Give the records again exactly. Pictures do not belong in the copy.

---*---

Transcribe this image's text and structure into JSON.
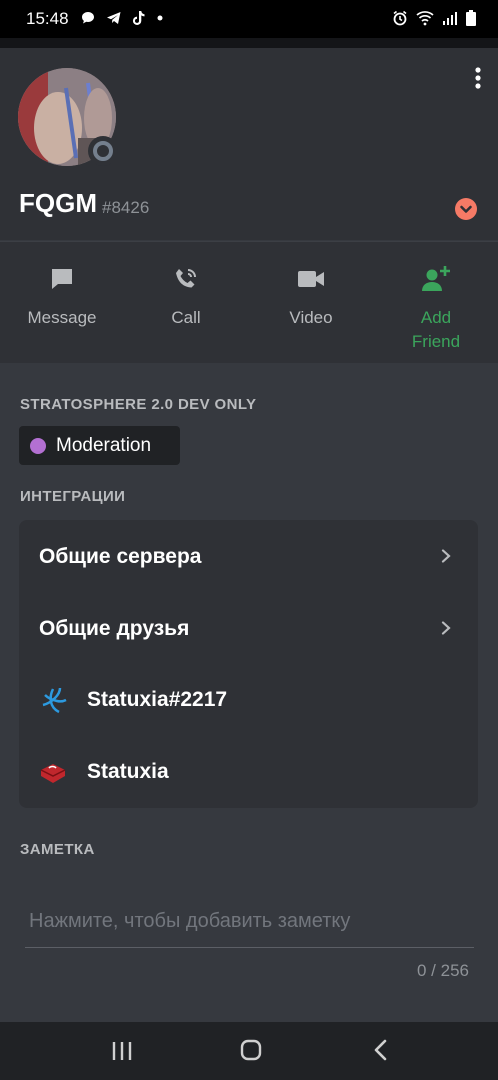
{
  "status_bar": {
    "time": "15:48"
  },
  "profile": {
    "username": "FQGM",
    "discriminator": "#8426"
  },
  "actions": [
    {
      "label": "Message",
      "icon": "message-icon"
    },
    {
      "label": "Call",
      "icon": "phone-icon"
    },
    {
      "label": "Video",
      "icon": "video-camera-icon"
    },
    {
      "label": "Add Friend",
      "icon": "add-friend-icon",
      "color": "#3ba55c"
    }
  ],
  "roles_section": {
    "heading": "STRATOSPHERE 2.0 DEV ONLY",
    "role": {
      "name": "Moderation",
      "color": "#b370d2"
    }
  },
  "integrations": {
    "heading": "ИНТЕГРАЦИИ",
    "rows": [
      {
        "label": "Общие сервера",
        "icon": "chevron-right-icon"
      },
      {
        "label": "Общие друзья",
        "icon": "chevron-right-icon"
      },
      {
        "label": "Statuxia#2217",
        "icon": "battlenet-icon"
      },
      {
        "label": "Statuxia",
        "icon": "heart-icon"
      }
    ]
  },
  "note": {
    "heading": "ЗАМЕТКА",
    "placeholder": "Нажмите, чтобы добавить заметку",
    "counter": "0 / 256"
  },
  "colors": {
    "background": "#36393f",
    "header": "#2f3136",
    "accent_green": "#3ba55c",
    "badge_salmon": "#f57a66"
  }
}
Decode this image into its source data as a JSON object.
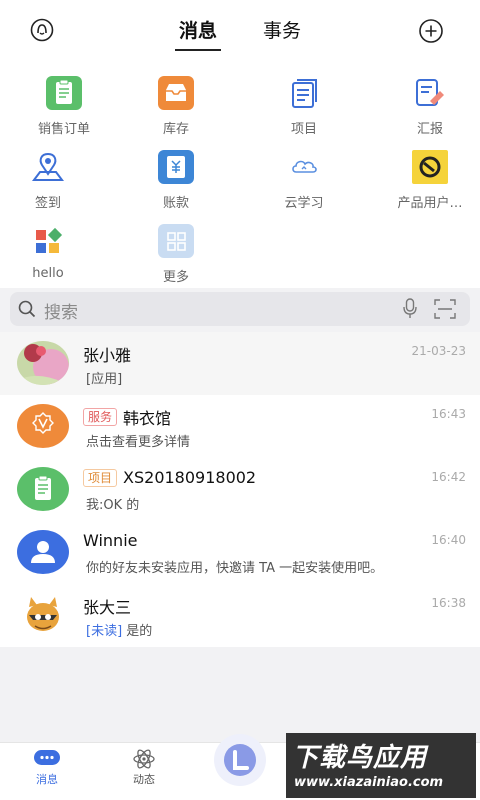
{
  "header": {
    "tabs": [
      {
        "label": "消息",
        "active": true
      },
      {
        "label": "事务",
        "active": false
      }
    ],
    "left_icon": "service-icon",
    "right_icon": "plus-circle-icon"
  },
  "apps": [
    {
      "label": "销售订单",
      "icon": "sales-order-icon",
      "color": "#5bbf6a"
    },
    {
      "label": "库存",
      "icon": "inventory-icon",
      "color": "#ef8a3a"
    },
    {
      "label": "项目",
      "icon": "project-icon",
      "color": "#3d6fd6"
    },
    {
      "label": "汇报",
      "icon": "report-icon",
      "color": "#3d6fd6"
    },
    {
      "label": "签到",
      "icon": "checkin-icon",
      "color": "#3d6fd6"
    },
    {
      "label": "账款",
      "icon": "accounts-icon",
      "color": "#3d86d6"
    },
    {
      "label": "云学习",
      "icon": "cloud-learn-icon",
      "color": "#5a8fe0"
    },
    {
      "label": "产品用户…",
      "icon": "product-user-icon",
      "color": "#f5d33a"
    },
    {
      "label": "hello",
      "icon": "hello-icon",
      "color": "#e85a4a"
    },
    {
      "label": "更多",
      "icon": "more-grid-icon",
      "color": "#c9dcf2"
    }
  ],
  "search": {
    "placeholder": "搜索"
  },
  "messages": [
    {
      "name": "张小雅",
      "preview": "[应用]",
      "time": "21-03-23"
    },
    {
      "tag": "服务",
      "name": "韩衣馆",
      "preview": "点击查看更多详情",
      "time": "16:43"
    },
    {
      "tag": "项目",
      "name": "XS20180918002",
      "preview": "我:OK 的",
      "time": "16:42"
    },
    {
      "name": "Winnie",
      "preview": "你的好友未安装应用，快邀请 TA 一起安装使用吧。",
      "time": "16:40"
    },
    {
      "name": "张大三",
      "unread": "[未读]",
      "preview": "是的",
      "time": "16:38"
    }
  ],
  "nav": [
    {
      "label": "消息",
      "icon": "chat-bubble-icon"
    },
    {
      "label": "动态",
      "icon": "atom-icon"
    }
  ],
  "watermark": {
    "line1": "下载鸟应用",
    "line2": "www.xiazainiao.com"
  },
  "colors": {
    "accent": "#3c6ee0",
    "nav_active": "#3c6ee0"
  }
}
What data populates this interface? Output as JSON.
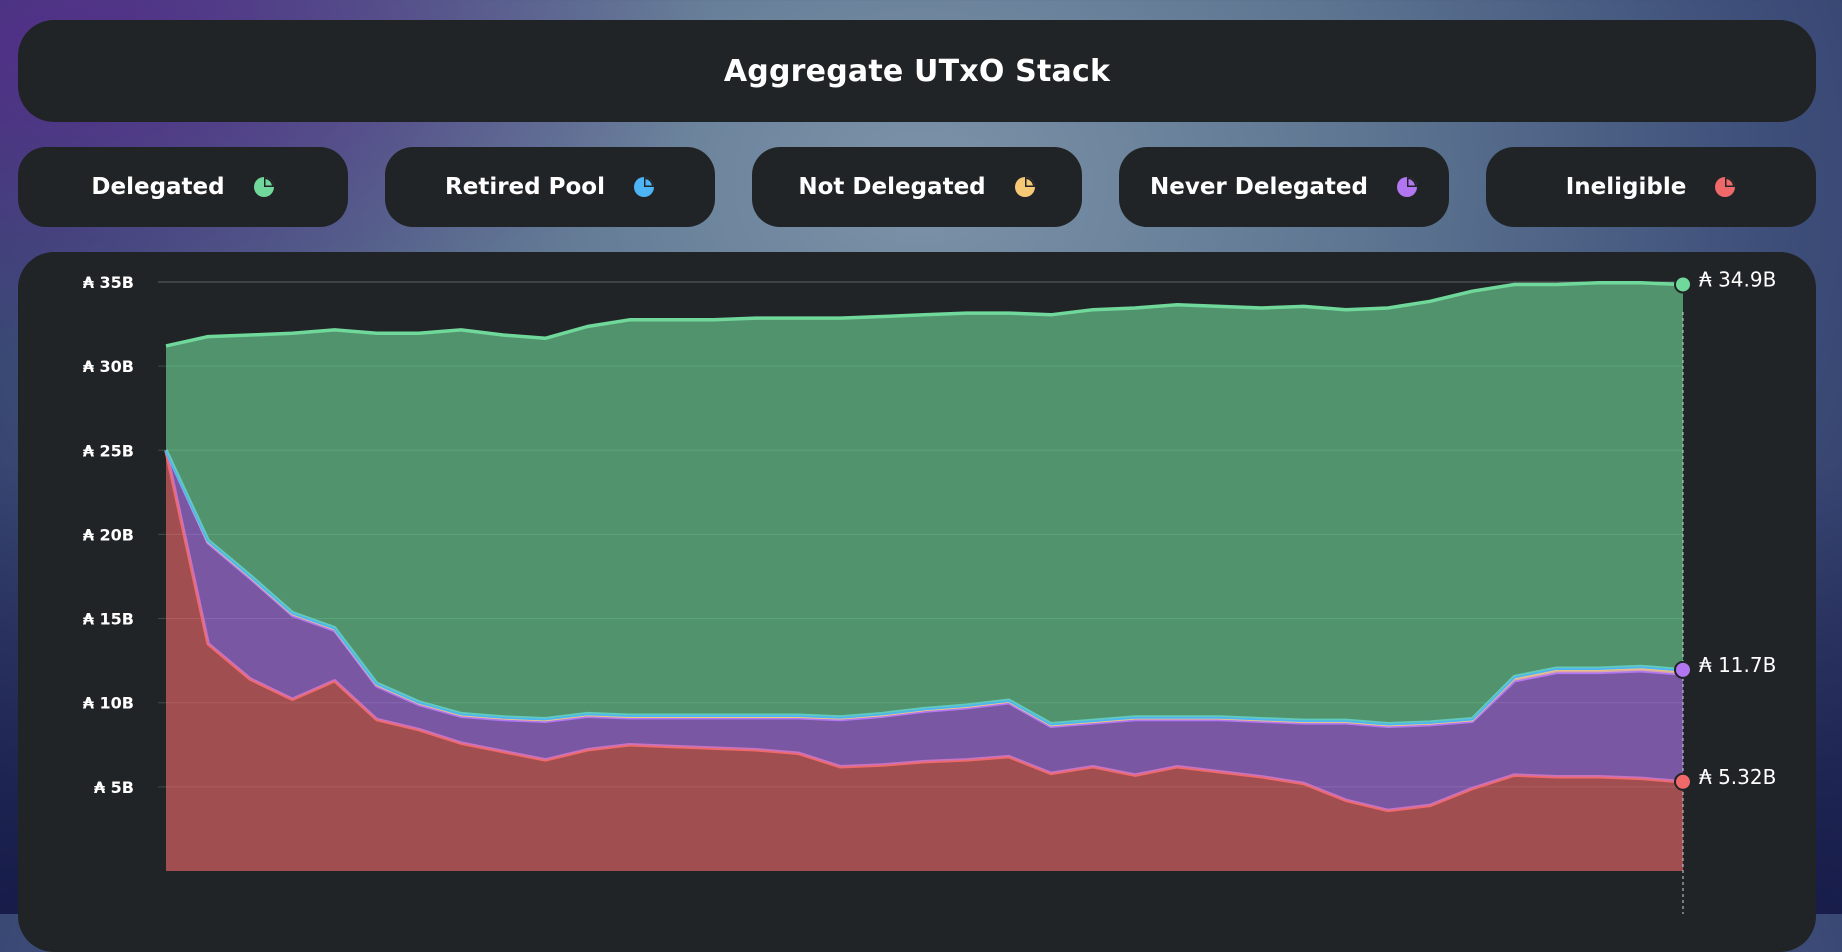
{
  "title": "Aggregate UTxO Stack",
  "legend": [
    {
      "label": "Delegated",
      "icon": "pie-chart-icon",
      "color": "#6fd89a"
    },
    {
      "label": "Retired Pool",
      "icon": "pie-chart-icon",
      "color": "#4db4f5"
    },
    {
      "label": "Not Delegated",
      "icon": "pie-chart-icon",
      "color": "#f6c977"
    },
    {
      "label": "Never Delegated",
      "icon": "pie-chart-icon",
      "color": "#b277f0"
    },
    {
      "label": "Ineligible",
      "icon": "pie-chart-icon",
      "color": "#f0696a"
    }
  ],
  "chart_data": {
    "type": "area",
    "stacked": true,
    "y_tick_labels": [
      "₳ 5B",
      "₳ 10B",
      "₳ 15B",
      "₳ 20B",
      "₳ 25B",
      "₳ 30B",
      "₳ 35B"
    ],
    "ylim": [
      0,
      37.5
    ],
    "y_unit": "B",
    "grid": true,
    "hover_values": [
      "₳ 34.9B",
      "₳ 11.7B",
      "₳ 5.32B"
    ],
    "series": [
      {
        "name": "Ineligible",
        "color": "#f0696a",
        "values": [
          25.0,
          13.5,
          11.4,
          10.2,
          11.3,
          9.0,
          8.4,
          7.6,
          7.1,
          6.6,
          7.2,
          7.5,
          7.4,
          7.3,
          7.2,
          7.0,
          6.2,
          6.3,
          6.5,
          6.6,
          6.8,
          5.8,
          6.2,
          5.7,
          6.2,
          5.9,
          5.6,
          5.2,
          4.2,
          3.6,
          3.9,
          4.9,
          5.7,
          5.6,
          5.6,
          5.5,
          5.3
        ]
      },
      {
        "name": "Never Delegated",
        "color": "#b277f0",
        "values": [
          0.0,
          6.0,
          6.0,
          5.0,
          3.0,
          2.0,
          1.5,
          1.6,
          1.9,
          2.3,
          2.0,
          1.6,
          1.7,
          1.8,
          1.9,
          2.1,
          2.8,
          2.9,
          3.0,
          3.1,
          3.2,
          2.8,
          2.6,
          3.3,
          2.8,
          3.1,
          3.3,
          3.6,
          4.6,
          5.0,
          4.8,
          4.0,
          5.6,
          6.2,
          6.2,
          6.4,
          6.4
        ]
      },
      {
        "name": "Not Delegated",
        "color": "#f6c977",
        "values": [
          0,
          0.1,
          0.1,
          0.1,
          0.1,
          0.1,
          0.1,
          0.1,
          0.1,
          0.1,
          0.1,
          0.1,
          0.1,
          0.1,
          0.1,
          0.1,
          0.1,
          0.1,
          0.1,
          0.1,
          0.1,
          0.1,
          0.1,
          0.1,
          0.1,
          0.1,
          0.1,
          0.1,
          0.1,
          0.1,
          0.1,
          0.1,
          0.2,
          0.2,
          0.2,
          0.2,
          0.2
        ]
      },
      {
        "name": "Retired Pool",
        "color": "#4db4f5",
        "values": [
          0,
          0.05,
          0.05,
          0.05,
          0.05,
          0.05,
          0.05,
          0.05,
          0.05,
          0.05,
          0.05,
          0.05,
          0.05,
          0.05,
          0.05,
          0.05,
          0.05,
          0.05,
          0.05,
          0.05,
          0.05,
          0.05,
          0.05,
          0.05,
          0.05,
          0.05,
          0.05,
          0.05,
          0.05,
          0.05,
          0.05,
          0.05,
          0.05,
          0.05,
          0.05,
          0.05,
          0.05
        ]
      },
      {
        "name": "Delegated",
        "color": "#6fd89a",
        "values": [
          6.2,
          12.1,
          14.3,
          16.6,
          17.7,
          20.8,
          21.9,
          22.8,
          22.7,
          22.6,
          23.0,
          23.5,
          23.5,
          23.5,
          23.6,
          23.6,
          23.7,
          23.6,
          23.4,
          23.3,
          23.0,
          24.3,
          24.4,
          24.3,
          24.5,
          24.4,
          24.4,
          24.6,
          24.4,
          24.7,
          25.0,
          25.4,
          23.3,
          22.8,
          22.9,
          22.8,
          22.9
        ]
      }
    ]
  }
}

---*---

Task answer.
Transcribe this image's text and structure into JSON.
{
  "status_bar": {
    "time": "15:48"
  },
  "profile": {
    "username": "FQGM",
    "discriminator": "#8426"
  },
  "actions": [
    {
      "label": "Message",
      "icon": "message-icon"
    },
    {
      "label": "Call",
      "icon": "phone-icon"
    },
    {
      "label": "Video",
      "icon": "video-camera-icon"
    },
    {
      "label": "Add Friend",
      "icon": "add-friend-icon",
      "color": "#3ba55c"
    }
  ],
  "roles_section": {
    "heading": "STRATOSPHERE 2.0 DEV ONLY",
    "role": {
      "name": "Moderation",
      "color": "#b370d2"
    }
  },
  "integrations": {
    "heading": "ИНТЕГРАЦИИ",
    "rows": [
      {
        "label": "Общие сервера",
        "icon": "chevron-right-icon"
      },
      {
        "label": "Общие друзья",
        "icon": "chevron-right-icon"
      },
      {
        "label": "Statuxia#2217",
        "icon": "battlenet-icon"
      },
      {
        "label": "Statuxia",
        "icon": "heart-icon"
      }
    ]
  },
  "note": {
    "heading": "ЗАМЕТКА",
    "placeholder": "Нажмите, чтобы добавить заметку",
    "counter": "0 / 256"
  },
  "colors": {
    "background": "#36393f",
    "header": "#2f3136",
    "accent_green": "#3ba55c",
    "badge_salmon": "#f57a66"
  }
}
Decode this image into its source data as a JSON object.
{
  "header": {
    "tabs": [
      {
        "label": "消息",
        "active": true
      },
      {
        "label": "事务",
        "active": false
      }
    ],
    "left_icon": "service-icon",
    "right_icon": "plus-circle-icon"
  },
  "apps": [
    {
      "label": "销售订单",
      "icon": "sales-order-icon",
      "color": "#5bbf6a"
    },
    {
      "label": "库存",
      "icon": "inventory-icon",
      "color": "#ef8a3a"
    },
    {
      "label": "项目",
      "icon": "project-icon",
      "color": "#3d6fd6"
    },
    {
      "label": "汇报",
      "icon": "report-icon",
      "color": "#3d6fd6"
    },
    {
      "label": "签到",
      "icon": "checkin-icon",
      "color": "#3d6fd6"
    },
    {
      "label": "账款",
      "icon": "accounts-icon",
      "color": "#3d86d6"
    },
    {
      "label": "云学习",
      "icon": "cloud-learn-icon",
      "color": "#5a8fe0"
    },
    {
      "label": "产品用户…",
      "icon": "product-user-icon",
      "color": "#f5d33a"
    },
    {
      "label": "hello",
      "icon": "hello-icon",
      "color": "#e85a4a"
    },
    {
      "label": "更多",
      "icon": "more-grid-icon",
      "color": "#c9dcf2"
    }
  ],
  "search": {
    "placeholder": "搜索"
  },
  "messages": [
    {
      "name": "张小雅",
      "preview": "[应用]",
      "time": "21-03-23"
    },
    {
      "tag": "服务",
      "name": "韩衣馆",
      "preview": "点击查看更多详情",
      "time": "16:43"
    },
    {
      "tag": "项目",
      "name": "XS20180918002",
      "preview": "我:OK 的",
      "time": "16:42"
    },
    {
      "name": "Winnie",
      "preview": "你的好友未安装应用，快邀请 TA 一起安装使用吧。",
      "time": "16:40"
    },
    {
      "name": "张大三",
      "unread": "[未读]",
      "preview": "是的",
      "time": "16:38"
    }
  ],
  "nav": [
    {
      "label": "消息",
      "icon": "chat-bubble-icon"
    },
    {
      "label": "动态",
      "icon": "atom-icon"
    }
  ],
  "watermark": {
    "line1": "下载鸟应用",
    "line2": "www.xiazainiao.com"
  },
  "colors": {
    "accent": "#3c6ee0",
    "nav_active": "#3c6ee0"
  }
}
What data populates this interface? Output as JSON.
{
  "title": "Aggregate UTxO Stack",
  "legend": [
    {
      "label": "Delegated",
      "icon": "pie-chart-icon",
      "color": "#6fd89a"
    },
    {
      "label": "Retired Pool",
      "icon": "pie-chart-icon",
      "color": "#4db4f5"
    },
    {
      "label": "Not Delegated",
      "icon": "pie-chart-icon",
      "color": "#f6c977"
    },
    {
      "label": "Never Delegated",
      "icon": "pie-chart-icon",
      "color": "#b277f0"
    },
    {
      "label": "Ineligible",
      "icon": "pie-chart-icon",
      "color": "#f0696a"
    }
  ],
  "chart_data": {
    "type": "area",
    "stacked": true,
    "y_tick_labels": [
      "₳ 5B",
      "₳ 10B",
      "₳ 15B",
      "₳ 20B",
      "₳ 25B",
      "₳ 30B",
      "₳ 35B"
    ],
    "ylim": [
      0,
      37.5
    ],
    "y_unit": "B",
    "grid": true,
    "hover_values": [
      "₳ 34.9B",
      "₳ 11.7B",
      "₳ 5.32B"
    ],
    "series": [
      {
        "name": "Ineligible",
        "color": "#f0696a",
        "values": [
          25.0,
          13.5,
          11.4,
          10.2,
          11.3,
          9.0,
          8.4,
          7.6,
          7.1,
          6.6,
          7.2,
          7.5,
          7.4,
          7.3,
          7.2,
          7.0,
          6.2,
          6.3,
          6.5,
          6.6,
          6.8,
          5.8,
          6.2,
          5.7,
          6.2,
          5.9,
          5.6,
          5.2,
          4.2,
          3.6,
          3.9,
          4.9,
          5.7,
          5.6,
          5.6,
          5.5,
          5.3
        ]
      },
      {
        "name": "Never Delegated",
        "color": "#b277f0",
        "values": [
          0.0,
          6.0,
          6.0,
          5.0,
          3.0,
          2.0,
          1.5,
          1.6,
          1.9,
          2.3,
          2.0,
          1.6,
          1.7,
          1.8,
          1.9,
          2.1,
          2.8,
          2.9,
          3.0,
          3.1,
          3.2,
          2.8,
          2.6,
          3.3,
          2.8,
          3.1,
          3.3,
          3.6,
          4.6,
          5.0,
          4.8,
          4.0,
          5.6,
          6.2,
          6.2,
          6.4,
          6.4
        ]
      },
      {
        "name": "Not Delegated",
        "color": "#f6c977",
        "values": [
          0,
          0.1,
          0.1,
          0.1,
          0.1,
          0.1,
          0.1,
          0.1,
          0.1,
          0.1,
          0.1,
          0.1,
          0.1,
          0.1,
          0.1,
          0.1,
          0.1,
          0.1,
          0.1,
          0.1,
          0.1,
          0.1,
          0.1,
          0.1,
          0.1,
          0.1,
          0.1,
          0.1,
          0.1,
          0.1,
          0.1,
          0.1,
          0.2,
          0.2,
          0.2,
          0.2,
          0.2
        ]
      },
      {
        "name": "Retired Pool",
        "color": "#4db4f5",
        "values": [
          0,
          0.05,
          0.05,
          0.05,
          0.05,
          0.05,
          0.05,
          0.05,
          0.05,
          0.05,
          0.05,
          0.05,
          0.05,
          0.05,
          0.05,
          0.05,
          0.05,
          0.05,
          0.05,
          0.05,
          0.05,
          0.05,
          0.05,
          0.05,
          0.05,
          0.05,
          0.05,
          0.05,
          0.05,
          0.05,
          0.05,
          0.05,
          0.05,
          0.05,
          0.05,
          0.05,
          0.05
        ]
      },
      {
        "name": "Delegated",
        "color": "#6fd89a",
        "values": [
          6.2,
          12.1,
          14.3,
          16.6,
          17.7,
          20.8,
          21.9,
          22.8,
          22.7,
          22.6,
          23.0,
          23.5,
          23.5,
          23.5,
          23.6,
          23.6,
          23.7,
          23.6,
          23.4,
          23.3,
          23.0,
          24.3,
          24.4,
          24.3,
          24.5,
          24.4,
          24.4,
          24.6,
          24.4,
          24.7,
          25.0,
          25.4,
          23.3,
          22.8,
          22.9,
          22.8,
          22.9
        ]
      }
    ]
  }
}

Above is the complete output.